We also get many calls from merchants that try to tell us they are a point-of-sale business when they are not because they want that lower rate. They decide they want to use a regular credit card terminal and key in their transactions thinking we won’t know they are not swiping the credit cards. Unfortunately for them this is something that can’t be hidden no matter who the processor is. The terminal communicates when the transaction is keyed in compared to being swiped so when you key in the transaction you will be hit with a non-qualified rate. It will end up being a higher rate then if you set it up as a Mail Order/Telephone Order account in the first place. For example: A point-of-sale rate of 1.81% plus $.24 can have another 1.20% to 2% added because of the non qualified surcharge.

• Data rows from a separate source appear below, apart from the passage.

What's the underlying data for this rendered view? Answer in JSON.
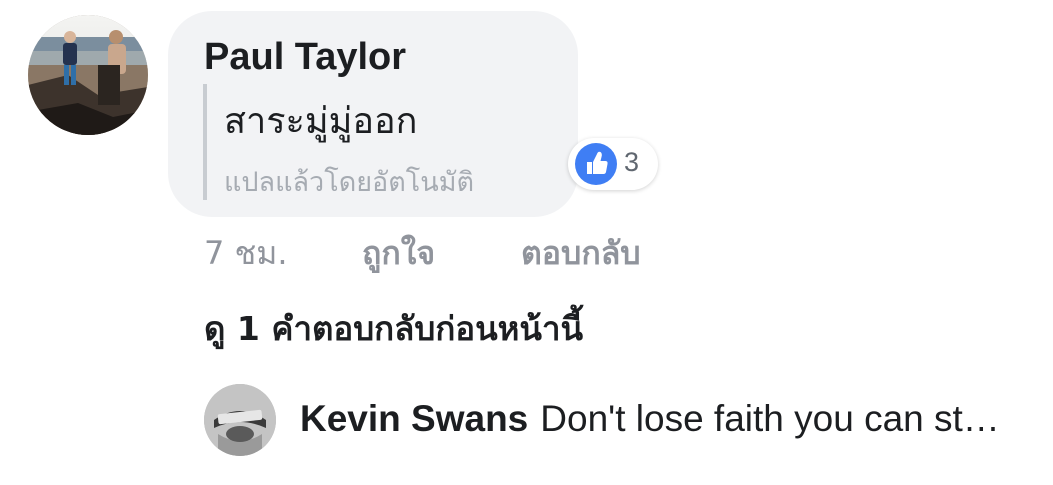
{
  "comment": {
    "author": "Paul Taylor",
    "text": "สาระมู่มู่ออก",
    "translated_note": "แปลแล้วโดยอัตโนมัติ",
    "reaction": {
      "icon": "thumbs-up-icon",
      "color": "#3f7ef4",
      "count": "3"
    },
    "actions": {
      "timestamp": "7 ชม.",
      "like_label": "ถูกใจ",
      "reply_label": "ตอบกลับ"
    }
  },
  "replies": {
    "view_previous_label": "ดู 1 คำตอบกลับก่อนหน้านี้",
    "latest": {
      "author": "Kevin Swans",
      "text": "Don't lose faith you can st…"
    }
  }
}
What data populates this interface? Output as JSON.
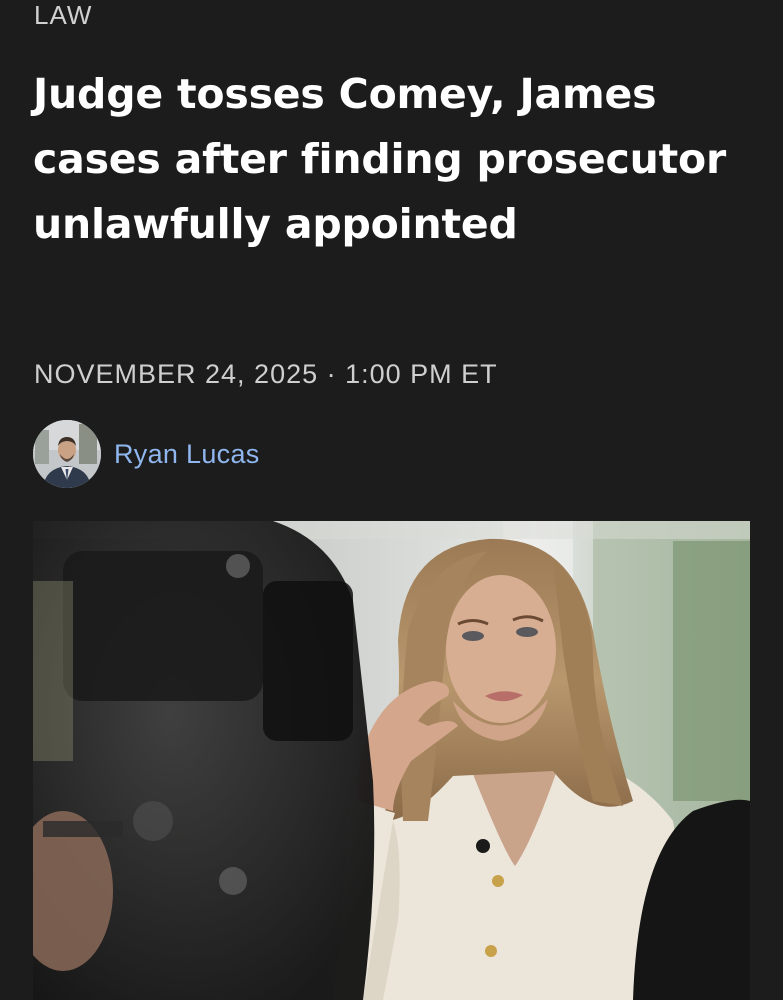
{
  "section": "LAW",
  "headline": "Judge tosses Comey, James cases after finding prosecutor unlawfully appointed",
  "dateline": "NOVEMBER 24, 2025 · 1:00 PM ET",
  "author": {
    "name": "Ryan Lucas"
  },
  "colors": {
    "background": "#1c1c1c",
    "headline": "#ffffff",
    "meta": "#cfcfcf",
    "author_link": "#8fb6ee"
  }
}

That means a total of 3.01% to 3.81% plus $.24 per transaction when you could have paid only 2.25% plus $.27 for the MOTO account.
So what should I look for when finding a credit card processor?
When you receive pricing from a company make sure they disclose everything discussed above. If they are giving you Interchange Plus pricing then it will be hard for them to hide anything. Most of the dishonest practices happen with the tiered pricing so make sure you ask for all potential fees. Below is a list of things to look for.
- What is your base discount rate depending on whether you are a Point-of-Sale(POS) account or Internet/MOTO account? For POS you shouldn’t be higher then 1.90%. If they quote you something like 1.50% then ask them if that applies to both a regular credit card and a check card or check card only? If you get this I would ask for them to show you what the regular credit card rate will be and what the check card rate will be and have them put that on the contract pricing. So you might have something like 1.80% and 1.50%. Internet/MOTO works the same and you should not be higher then 2.40%. If they quote you 2% then ask the same question above.
- When they give you an authorization fee of $.24 for POS or $.27 for Internet/MOTO make sure it includes the AVS fee. Sometimes they don’t show this and you get hit with another fee for the AVS. In addition, make sure they show you their batch fee. It should be the same as your authorization fee or a little less. Batch fee is the charge to take an entire batch of transactions for the days business and send it off to be settled.
- If getting tiered pricing ask for the mid and non-qualified surcharge rate. The mid-qualified rate should be no higher then .80% above the base rate and non-qualified should be no higher then 1.50% above the base rate. If they fumble on this question and tell you that is something that Visa or Master Card controls and they don’t know then send them away. They know what it is and they are simply being dishonest.
- Most companies charge a monthly statement fee and also offer other service options that cost more. What you typically see is a monthly minimum and annual fees. We don’t charge these fees but in some cases it really isn’t a big deal. If they charge you a monthly minimum but you run more then $1000 per month then it won’t matter but if you are a new business and are not sure if you will ever do any transactions at all then it might be worth it.
- Ask if they offer monthly discount billing. This means that the billing related to each days transactions will be billed once a month on the following month and not taken out of the daily deposits giving you a net deposit. If you have not processed credit cards before you will quickly determine that reconciling your statements each month becomes very difficult when your deposit total for the day is a different number then what your actual sale amount is.
Call Access Payment Systems today at (877) 410-8447 or submit an inquiry from our Contact Us page.